▶ [Problem] One line at a time, check the entries below for the word "icon", and copy each line that has it.

Dataset rows for apps and sites:
━━━━━━━━━━━━━━━━
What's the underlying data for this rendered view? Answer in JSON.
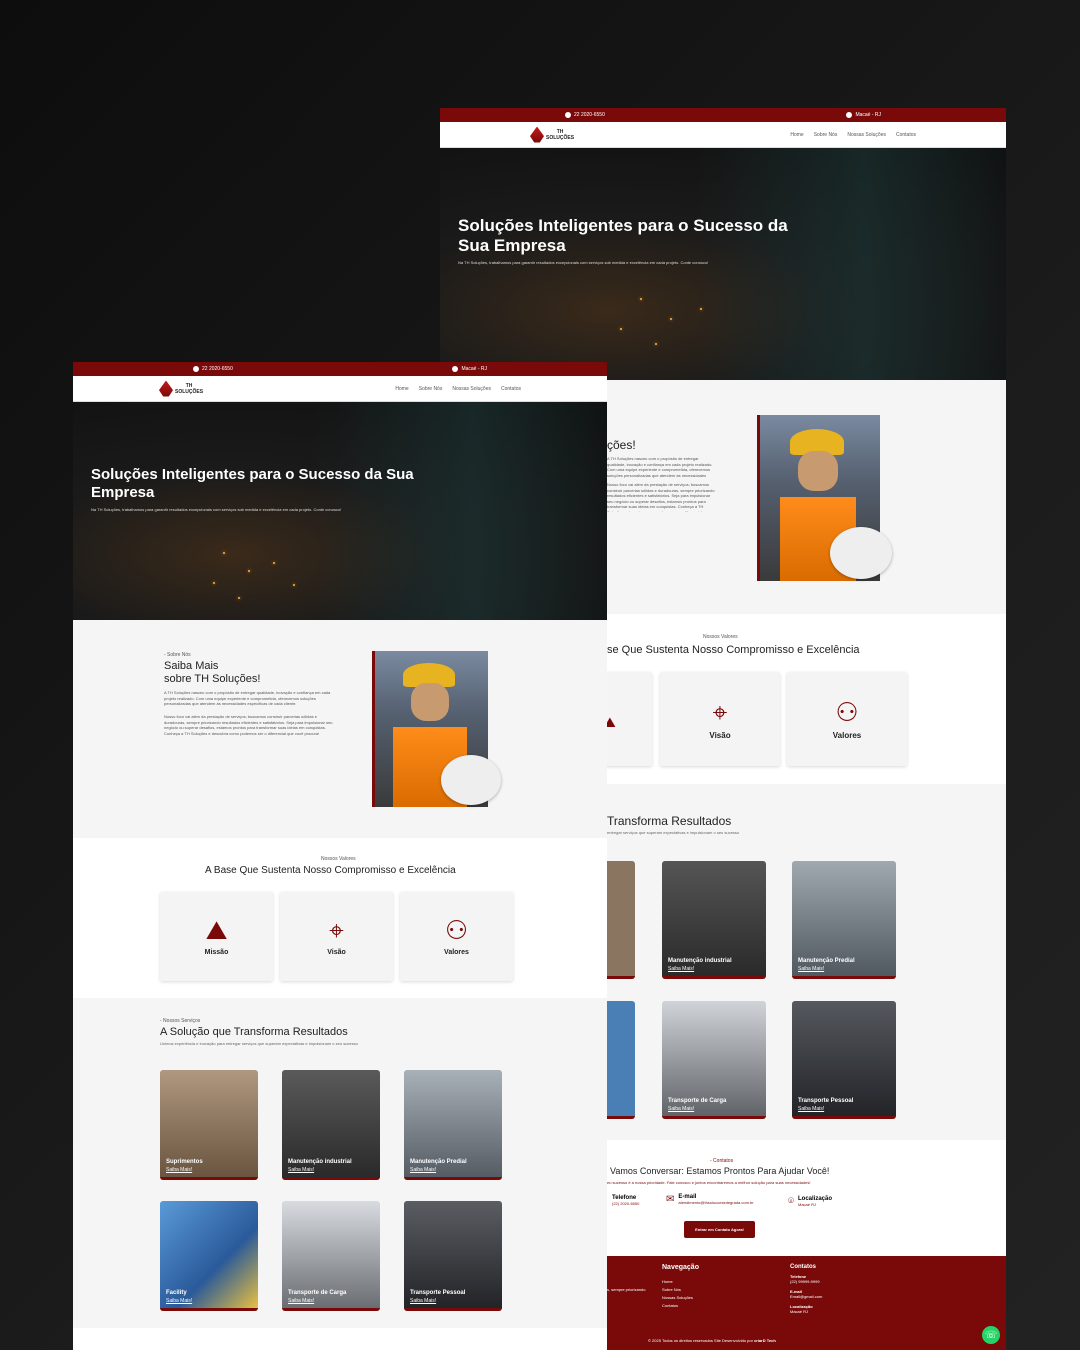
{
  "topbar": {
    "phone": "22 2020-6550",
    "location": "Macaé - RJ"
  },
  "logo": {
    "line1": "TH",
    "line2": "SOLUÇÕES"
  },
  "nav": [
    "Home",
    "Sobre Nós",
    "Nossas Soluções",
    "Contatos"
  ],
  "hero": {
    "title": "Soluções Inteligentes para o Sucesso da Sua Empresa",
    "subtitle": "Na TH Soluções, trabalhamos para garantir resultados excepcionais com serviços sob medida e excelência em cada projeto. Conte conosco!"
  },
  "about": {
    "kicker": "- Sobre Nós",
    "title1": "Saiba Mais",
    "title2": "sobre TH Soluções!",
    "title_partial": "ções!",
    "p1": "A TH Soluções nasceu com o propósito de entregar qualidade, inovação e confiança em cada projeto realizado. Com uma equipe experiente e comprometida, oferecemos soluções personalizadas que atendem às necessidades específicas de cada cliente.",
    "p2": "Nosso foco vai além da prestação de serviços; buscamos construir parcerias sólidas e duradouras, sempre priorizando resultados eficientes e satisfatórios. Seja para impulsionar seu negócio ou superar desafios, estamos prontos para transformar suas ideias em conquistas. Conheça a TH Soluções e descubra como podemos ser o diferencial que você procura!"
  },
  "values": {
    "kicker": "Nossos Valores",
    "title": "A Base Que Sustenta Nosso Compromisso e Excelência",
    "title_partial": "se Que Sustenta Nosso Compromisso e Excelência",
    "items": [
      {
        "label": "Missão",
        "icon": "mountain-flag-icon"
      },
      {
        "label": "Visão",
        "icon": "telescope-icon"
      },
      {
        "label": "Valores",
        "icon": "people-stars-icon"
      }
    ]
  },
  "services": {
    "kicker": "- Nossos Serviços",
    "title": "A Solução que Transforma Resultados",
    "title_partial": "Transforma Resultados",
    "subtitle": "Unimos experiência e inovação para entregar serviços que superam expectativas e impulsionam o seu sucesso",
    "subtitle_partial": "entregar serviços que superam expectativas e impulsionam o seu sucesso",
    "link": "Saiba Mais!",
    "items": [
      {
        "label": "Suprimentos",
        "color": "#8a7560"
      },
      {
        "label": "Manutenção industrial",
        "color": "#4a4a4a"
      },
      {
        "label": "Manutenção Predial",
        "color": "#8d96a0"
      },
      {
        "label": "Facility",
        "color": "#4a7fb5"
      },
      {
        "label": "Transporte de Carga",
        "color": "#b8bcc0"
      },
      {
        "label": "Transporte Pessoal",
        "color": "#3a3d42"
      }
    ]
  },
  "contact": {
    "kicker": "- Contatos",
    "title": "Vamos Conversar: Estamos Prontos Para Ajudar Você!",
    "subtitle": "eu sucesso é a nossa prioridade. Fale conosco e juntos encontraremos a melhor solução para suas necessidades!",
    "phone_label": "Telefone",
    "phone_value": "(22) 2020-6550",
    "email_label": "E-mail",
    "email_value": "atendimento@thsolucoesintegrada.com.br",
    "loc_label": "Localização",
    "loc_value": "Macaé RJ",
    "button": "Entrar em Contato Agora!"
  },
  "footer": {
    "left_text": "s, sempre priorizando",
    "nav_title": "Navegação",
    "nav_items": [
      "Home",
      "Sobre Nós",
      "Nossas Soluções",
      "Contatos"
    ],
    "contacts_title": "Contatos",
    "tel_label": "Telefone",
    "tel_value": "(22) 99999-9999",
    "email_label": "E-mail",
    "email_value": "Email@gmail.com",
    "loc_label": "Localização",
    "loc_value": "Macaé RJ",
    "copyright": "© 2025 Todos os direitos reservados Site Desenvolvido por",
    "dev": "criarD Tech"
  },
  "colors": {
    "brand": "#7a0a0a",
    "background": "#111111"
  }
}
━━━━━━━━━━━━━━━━
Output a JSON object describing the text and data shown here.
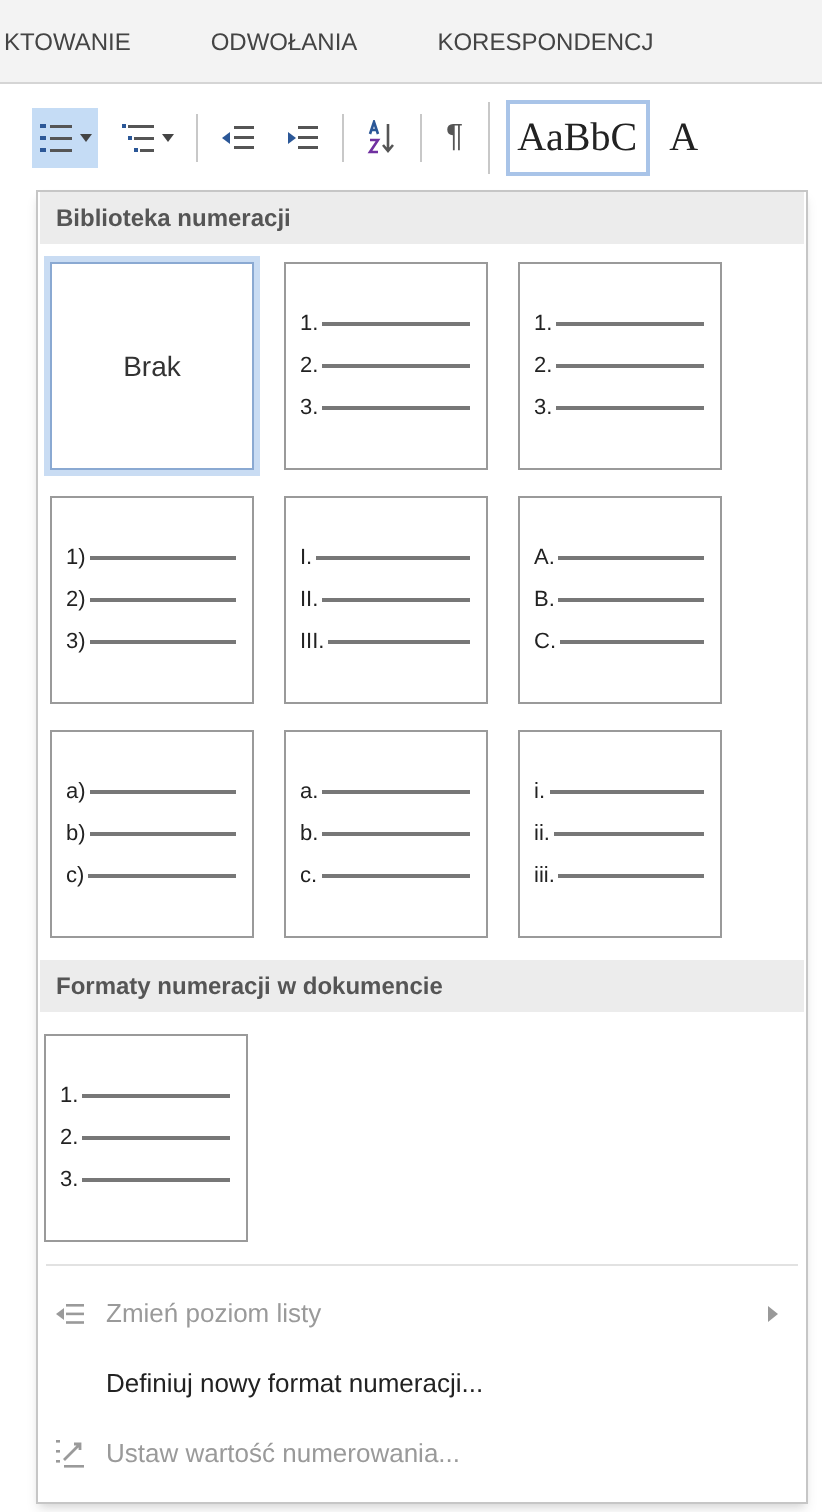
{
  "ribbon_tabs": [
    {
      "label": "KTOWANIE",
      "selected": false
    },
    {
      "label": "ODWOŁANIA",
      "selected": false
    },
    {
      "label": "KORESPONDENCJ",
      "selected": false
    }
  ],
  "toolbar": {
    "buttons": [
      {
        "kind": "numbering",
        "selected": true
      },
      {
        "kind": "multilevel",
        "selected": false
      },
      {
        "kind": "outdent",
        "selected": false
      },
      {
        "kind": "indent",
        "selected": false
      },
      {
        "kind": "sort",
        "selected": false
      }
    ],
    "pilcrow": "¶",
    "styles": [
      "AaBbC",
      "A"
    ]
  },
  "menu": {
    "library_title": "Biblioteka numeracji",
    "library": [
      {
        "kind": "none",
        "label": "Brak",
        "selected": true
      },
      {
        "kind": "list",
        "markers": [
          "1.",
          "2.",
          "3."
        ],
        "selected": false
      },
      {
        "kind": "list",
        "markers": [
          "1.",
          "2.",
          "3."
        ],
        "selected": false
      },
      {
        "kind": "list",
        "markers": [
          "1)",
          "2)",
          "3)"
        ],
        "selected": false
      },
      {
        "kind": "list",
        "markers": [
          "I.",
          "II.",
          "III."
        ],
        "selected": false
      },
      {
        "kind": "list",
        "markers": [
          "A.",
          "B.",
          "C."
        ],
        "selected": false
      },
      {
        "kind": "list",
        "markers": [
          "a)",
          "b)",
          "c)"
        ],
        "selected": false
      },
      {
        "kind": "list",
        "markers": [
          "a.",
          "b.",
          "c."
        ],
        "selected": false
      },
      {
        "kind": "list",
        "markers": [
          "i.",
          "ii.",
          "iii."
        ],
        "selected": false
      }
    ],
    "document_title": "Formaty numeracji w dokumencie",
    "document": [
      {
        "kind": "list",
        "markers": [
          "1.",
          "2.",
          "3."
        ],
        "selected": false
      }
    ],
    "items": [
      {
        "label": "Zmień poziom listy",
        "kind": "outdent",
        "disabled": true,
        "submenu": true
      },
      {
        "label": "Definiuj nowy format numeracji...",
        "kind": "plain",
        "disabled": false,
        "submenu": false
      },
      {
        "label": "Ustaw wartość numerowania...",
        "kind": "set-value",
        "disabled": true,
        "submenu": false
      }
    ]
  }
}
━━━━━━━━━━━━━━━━
▶ [Answer to this exercise]
        "icon": "mountain-flag-icon"
        "icon": "telescope-icon"
        "icon": "people-stars-icon"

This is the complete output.